The week leading up to the funeral was fraught with mishaps. Nothing fell into place, and I felt like things were not going as he would have wished. For instance, he had told me before he passed, that he had wanted a small gathering, but instead, we found ourselves in St. Patrick's Cathedral in Norwich, CT, hundreds of mourners present. So much for a small circle of friends.
After the funeral, my wife and I decided to swing by the supermarket to pick up something for dinner. We were both exhausted, so I told her to wait in the car. I walked in, still dressed in funeral attire, my friend's sunrise tie still snug around my neck, and I remember feeling overwhelmingly sad, like i had screwed something up, and I jokingly asked aloud, "Well, Ed, I did the best I could, if things were okay, send me a sign."
Somehow, lost in my thoughts, I had wandered all the way down to the dairy aisle, and realizing yogurt for dinner was a bad choice, I spun around, and that's when I saw him.

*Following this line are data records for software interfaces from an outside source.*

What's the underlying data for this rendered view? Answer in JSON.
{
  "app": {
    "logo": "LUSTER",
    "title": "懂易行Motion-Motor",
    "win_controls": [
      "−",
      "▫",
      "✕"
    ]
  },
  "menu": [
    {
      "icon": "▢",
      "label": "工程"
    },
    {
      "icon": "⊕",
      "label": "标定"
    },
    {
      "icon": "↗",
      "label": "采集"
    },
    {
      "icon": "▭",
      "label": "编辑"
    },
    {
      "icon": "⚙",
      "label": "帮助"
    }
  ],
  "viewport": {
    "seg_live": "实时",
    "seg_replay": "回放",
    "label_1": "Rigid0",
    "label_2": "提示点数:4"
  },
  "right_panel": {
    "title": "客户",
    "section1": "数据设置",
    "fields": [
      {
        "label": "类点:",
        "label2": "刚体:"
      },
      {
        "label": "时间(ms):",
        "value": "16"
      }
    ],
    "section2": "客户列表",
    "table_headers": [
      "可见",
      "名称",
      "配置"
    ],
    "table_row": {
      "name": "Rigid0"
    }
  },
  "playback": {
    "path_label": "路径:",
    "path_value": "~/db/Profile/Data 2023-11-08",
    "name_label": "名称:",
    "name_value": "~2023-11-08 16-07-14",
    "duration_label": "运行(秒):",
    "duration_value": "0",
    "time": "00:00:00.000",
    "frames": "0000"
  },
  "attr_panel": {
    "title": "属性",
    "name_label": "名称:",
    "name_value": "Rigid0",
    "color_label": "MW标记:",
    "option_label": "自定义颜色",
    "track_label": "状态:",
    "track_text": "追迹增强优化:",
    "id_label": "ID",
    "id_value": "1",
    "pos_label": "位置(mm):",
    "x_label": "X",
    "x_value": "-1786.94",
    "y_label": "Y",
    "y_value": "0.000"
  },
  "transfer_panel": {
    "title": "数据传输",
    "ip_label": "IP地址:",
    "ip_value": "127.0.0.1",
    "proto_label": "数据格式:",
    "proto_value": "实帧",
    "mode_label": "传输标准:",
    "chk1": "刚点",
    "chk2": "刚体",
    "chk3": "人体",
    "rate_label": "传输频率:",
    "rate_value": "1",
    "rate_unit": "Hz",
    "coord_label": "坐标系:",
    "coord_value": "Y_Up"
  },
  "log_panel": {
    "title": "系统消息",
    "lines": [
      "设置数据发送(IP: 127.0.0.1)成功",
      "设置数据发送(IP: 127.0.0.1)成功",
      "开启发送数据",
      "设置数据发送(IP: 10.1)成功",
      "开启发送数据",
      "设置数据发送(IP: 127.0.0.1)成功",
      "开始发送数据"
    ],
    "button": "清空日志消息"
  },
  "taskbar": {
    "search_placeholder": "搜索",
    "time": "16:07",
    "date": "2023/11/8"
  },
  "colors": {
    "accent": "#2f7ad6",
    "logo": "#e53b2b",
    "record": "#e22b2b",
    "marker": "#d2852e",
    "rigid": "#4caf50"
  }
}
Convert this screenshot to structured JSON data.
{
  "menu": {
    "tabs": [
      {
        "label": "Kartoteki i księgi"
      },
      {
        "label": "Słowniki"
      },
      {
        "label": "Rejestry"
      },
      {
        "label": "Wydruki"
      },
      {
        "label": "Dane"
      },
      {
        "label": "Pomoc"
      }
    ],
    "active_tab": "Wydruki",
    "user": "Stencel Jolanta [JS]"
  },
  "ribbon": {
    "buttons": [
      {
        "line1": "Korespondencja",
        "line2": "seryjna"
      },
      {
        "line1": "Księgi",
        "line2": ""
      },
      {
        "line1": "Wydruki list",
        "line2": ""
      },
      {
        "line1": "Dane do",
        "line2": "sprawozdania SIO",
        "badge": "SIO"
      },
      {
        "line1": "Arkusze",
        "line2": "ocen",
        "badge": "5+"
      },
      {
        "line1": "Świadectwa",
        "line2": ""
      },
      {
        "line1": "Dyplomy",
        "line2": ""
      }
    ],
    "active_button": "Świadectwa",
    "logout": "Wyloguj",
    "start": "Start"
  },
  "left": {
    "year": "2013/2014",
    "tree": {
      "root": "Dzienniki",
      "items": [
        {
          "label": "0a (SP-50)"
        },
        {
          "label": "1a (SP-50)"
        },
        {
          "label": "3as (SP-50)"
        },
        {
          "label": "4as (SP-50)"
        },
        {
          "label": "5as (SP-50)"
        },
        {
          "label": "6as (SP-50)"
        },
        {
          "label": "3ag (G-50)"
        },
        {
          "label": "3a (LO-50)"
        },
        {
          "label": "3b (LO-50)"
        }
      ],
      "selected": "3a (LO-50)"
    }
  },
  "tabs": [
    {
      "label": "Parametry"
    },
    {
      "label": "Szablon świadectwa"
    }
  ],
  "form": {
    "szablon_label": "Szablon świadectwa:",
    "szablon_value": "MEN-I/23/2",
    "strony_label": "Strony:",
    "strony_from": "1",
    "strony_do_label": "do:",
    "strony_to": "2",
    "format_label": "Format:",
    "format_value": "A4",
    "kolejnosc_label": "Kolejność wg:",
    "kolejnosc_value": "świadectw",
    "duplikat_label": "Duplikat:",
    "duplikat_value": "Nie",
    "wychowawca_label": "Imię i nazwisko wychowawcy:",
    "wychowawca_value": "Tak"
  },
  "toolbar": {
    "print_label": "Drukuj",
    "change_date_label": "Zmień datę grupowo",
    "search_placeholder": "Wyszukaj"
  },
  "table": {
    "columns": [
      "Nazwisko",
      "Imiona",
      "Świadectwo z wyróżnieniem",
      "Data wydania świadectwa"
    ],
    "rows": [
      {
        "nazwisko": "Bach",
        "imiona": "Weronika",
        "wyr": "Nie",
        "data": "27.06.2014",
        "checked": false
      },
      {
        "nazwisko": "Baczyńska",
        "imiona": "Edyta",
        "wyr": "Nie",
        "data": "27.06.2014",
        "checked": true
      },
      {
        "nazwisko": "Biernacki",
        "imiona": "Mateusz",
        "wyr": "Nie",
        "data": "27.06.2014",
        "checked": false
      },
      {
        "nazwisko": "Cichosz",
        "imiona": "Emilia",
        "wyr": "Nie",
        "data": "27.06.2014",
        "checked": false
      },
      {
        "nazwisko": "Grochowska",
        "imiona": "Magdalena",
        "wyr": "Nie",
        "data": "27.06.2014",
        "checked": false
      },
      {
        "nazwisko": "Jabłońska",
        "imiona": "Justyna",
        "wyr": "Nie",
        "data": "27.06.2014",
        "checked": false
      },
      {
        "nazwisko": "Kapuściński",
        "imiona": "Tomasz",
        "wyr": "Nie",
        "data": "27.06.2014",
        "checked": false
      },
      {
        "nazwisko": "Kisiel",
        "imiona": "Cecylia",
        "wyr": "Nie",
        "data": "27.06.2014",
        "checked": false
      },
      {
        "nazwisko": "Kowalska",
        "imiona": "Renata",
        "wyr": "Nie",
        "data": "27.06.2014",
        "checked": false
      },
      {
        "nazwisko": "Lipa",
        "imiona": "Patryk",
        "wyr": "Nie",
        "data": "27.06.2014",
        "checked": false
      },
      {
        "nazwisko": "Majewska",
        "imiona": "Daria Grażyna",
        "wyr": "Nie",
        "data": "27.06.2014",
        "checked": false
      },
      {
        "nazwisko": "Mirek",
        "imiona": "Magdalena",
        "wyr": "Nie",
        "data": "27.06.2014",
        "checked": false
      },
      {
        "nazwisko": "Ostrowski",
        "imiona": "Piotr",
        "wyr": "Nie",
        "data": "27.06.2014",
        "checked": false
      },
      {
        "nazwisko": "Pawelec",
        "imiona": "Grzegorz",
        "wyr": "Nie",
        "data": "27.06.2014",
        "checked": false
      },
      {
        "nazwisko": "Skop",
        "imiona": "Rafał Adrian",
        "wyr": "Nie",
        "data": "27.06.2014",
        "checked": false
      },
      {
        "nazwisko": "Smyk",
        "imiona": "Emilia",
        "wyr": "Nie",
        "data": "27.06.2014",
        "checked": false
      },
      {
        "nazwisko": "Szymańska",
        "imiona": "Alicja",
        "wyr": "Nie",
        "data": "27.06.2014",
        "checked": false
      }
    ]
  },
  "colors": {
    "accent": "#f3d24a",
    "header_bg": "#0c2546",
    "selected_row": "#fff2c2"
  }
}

It was an unmistakable image of a large man, barreling down the front of the store, making a beeline straight in my direction. I can't remember his facial features except to say that he wore a large smile. His arms swung rhythmically at his sides, as though marching in step during a parade. I froze to the spot, the little plastic basket swaying in my grip. I remember thinking, is he going to stop, should I step aside?
As if in answer, he did stop, just a foot away from me. He pointed his finger at my chest and said, "Now that's a great tie!"
I remember my eyes tearing, my throat closing a bit. "Thanks," I finally choked out.
And he was on his way, down around the corner, disappearing past the cartons of milk. It took me a few seconds to recover. I remember striding down the aisle, moving quickly from one side of the store to the other.
There was no sign of the man.
He had simply disappeared.